INSTRUCTIONS TO FOLLOW: Count the lines below that contain the word "issues", and reply with only that number.

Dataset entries
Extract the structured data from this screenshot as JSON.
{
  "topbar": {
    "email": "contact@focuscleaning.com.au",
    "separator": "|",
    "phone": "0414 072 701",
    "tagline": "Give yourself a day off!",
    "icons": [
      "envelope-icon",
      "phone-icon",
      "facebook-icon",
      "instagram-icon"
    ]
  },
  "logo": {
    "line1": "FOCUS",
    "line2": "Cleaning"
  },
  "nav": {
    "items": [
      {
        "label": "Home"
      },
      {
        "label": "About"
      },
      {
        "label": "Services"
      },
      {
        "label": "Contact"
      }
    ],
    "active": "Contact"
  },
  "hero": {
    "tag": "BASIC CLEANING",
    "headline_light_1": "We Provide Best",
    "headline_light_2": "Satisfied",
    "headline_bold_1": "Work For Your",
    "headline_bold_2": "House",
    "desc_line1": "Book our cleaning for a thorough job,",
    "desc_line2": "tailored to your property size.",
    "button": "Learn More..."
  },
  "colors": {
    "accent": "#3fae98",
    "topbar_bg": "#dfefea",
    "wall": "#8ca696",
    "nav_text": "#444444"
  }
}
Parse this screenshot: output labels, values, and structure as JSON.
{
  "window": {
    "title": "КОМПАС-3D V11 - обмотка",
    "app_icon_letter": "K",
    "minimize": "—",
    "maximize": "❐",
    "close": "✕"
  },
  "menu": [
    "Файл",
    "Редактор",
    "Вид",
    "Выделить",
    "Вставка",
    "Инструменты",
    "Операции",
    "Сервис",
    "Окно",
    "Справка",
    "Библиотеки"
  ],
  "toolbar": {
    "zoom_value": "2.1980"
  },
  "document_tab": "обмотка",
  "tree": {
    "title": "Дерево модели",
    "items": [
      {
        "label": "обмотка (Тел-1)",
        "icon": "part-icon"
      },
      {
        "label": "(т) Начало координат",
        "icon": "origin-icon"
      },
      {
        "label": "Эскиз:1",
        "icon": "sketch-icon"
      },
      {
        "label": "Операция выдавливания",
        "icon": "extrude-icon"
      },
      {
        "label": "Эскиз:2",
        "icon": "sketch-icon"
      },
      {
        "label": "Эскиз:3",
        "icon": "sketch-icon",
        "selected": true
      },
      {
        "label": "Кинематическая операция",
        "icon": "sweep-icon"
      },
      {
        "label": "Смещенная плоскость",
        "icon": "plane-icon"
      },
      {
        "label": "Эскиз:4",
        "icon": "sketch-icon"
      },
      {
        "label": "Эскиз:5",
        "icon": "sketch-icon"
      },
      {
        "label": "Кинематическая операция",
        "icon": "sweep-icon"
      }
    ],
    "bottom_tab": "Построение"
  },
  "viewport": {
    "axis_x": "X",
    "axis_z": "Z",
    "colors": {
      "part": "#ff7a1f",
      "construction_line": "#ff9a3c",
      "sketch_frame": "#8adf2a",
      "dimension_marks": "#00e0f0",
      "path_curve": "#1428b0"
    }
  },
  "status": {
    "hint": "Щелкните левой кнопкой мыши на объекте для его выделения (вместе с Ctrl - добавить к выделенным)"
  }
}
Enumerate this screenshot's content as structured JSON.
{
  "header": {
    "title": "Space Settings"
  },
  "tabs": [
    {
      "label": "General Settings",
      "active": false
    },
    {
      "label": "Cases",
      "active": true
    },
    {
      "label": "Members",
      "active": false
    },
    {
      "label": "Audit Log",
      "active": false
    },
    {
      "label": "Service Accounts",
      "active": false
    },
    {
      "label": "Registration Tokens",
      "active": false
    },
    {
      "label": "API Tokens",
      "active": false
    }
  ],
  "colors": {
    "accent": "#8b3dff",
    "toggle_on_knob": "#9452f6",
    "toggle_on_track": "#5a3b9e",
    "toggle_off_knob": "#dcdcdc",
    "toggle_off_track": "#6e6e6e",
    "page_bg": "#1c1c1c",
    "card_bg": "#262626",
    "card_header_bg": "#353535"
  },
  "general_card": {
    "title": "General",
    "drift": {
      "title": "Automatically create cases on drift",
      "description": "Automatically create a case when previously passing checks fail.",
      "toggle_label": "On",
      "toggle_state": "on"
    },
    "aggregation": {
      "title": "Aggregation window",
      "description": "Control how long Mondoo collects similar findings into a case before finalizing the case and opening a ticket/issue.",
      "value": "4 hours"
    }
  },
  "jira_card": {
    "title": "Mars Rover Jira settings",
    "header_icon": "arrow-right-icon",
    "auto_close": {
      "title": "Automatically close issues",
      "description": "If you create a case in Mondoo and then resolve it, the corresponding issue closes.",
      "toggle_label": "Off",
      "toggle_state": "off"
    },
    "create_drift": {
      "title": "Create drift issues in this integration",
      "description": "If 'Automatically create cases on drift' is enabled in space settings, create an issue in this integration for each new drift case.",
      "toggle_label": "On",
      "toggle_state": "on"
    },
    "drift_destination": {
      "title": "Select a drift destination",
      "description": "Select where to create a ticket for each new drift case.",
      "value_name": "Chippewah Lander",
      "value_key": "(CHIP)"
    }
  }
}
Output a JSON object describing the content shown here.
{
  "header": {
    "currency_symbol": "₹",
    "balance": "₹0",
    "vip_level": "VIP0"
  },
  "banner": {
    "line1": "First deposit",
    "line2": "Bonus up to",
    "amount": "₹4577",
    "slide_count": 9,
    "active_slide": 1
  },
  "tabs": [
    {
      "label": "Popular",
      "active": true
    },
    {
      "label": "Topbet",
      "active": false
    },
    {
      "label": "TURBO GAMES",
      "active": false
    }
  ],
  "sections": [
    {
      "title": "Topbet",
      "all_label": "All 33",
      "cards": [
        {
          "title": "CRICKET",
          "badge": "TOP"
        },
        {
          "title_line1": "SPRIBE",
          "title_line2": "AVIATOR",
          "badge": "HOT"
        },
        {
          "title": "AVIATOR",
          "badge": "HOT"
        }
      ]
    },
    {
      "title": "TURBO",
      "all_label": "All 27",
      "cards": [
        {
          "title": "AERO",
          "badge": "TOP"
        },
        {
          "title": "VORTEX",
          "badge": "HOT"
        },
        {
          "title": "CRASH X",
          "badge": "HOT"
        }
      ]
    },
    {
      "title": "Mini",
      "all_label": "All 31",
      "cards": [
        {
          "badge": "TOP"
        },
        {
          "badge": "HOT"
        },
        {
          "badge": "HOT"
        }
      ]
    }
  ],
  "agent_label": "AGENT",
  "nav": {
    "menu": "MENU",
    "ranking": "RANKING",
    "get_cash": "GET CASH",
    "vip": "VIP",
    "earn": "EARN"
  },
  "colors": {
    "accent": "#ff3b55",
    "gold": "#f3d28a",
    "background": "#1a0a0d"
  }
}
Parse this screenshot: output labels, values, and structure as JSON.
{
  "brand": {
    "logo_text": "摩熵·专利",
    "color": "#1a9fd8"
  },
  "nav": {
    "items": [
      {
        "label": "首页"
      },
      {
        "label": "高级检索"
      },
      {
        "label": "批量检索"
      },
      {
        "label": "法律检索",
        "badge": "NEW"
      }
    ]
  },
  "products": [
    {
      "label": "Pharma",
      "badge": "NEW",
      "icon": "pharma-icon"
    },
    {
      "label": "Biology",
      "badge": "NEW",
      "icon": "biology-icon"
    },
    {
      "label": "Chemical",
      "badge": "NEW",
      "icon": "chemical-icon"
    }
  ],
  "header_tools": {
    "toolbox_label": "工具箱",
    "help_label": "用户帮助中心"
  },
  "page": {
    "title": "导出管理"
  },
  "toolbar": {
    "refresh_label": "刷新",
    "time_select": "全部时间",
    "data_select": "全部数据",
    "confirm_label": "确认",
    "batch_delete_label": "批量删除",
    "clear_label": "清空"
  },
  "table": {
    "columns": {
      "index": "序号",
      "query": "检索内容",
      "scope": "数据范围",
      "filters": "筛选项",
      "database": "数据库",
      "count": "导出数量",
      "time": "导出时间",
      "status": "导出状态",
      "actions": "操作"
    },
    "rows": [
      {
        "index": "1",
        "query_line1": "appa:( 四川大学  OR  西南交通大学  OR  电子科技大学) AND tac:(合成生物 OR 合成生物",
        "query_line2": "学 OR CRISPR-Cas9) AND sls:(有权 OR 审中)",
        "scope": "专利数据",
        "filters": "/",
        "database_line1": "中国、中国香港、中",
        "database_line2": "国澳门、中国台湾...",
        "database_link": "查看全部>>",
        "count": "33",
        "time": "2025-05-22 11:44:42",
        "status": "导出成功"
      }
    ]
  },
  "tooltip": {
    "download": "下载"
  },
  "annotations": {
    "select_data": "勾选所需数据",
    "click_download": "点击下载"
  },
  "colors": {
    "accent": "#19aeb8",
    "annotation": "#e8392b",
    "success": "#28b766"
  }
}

WORKED SOLUTION: 2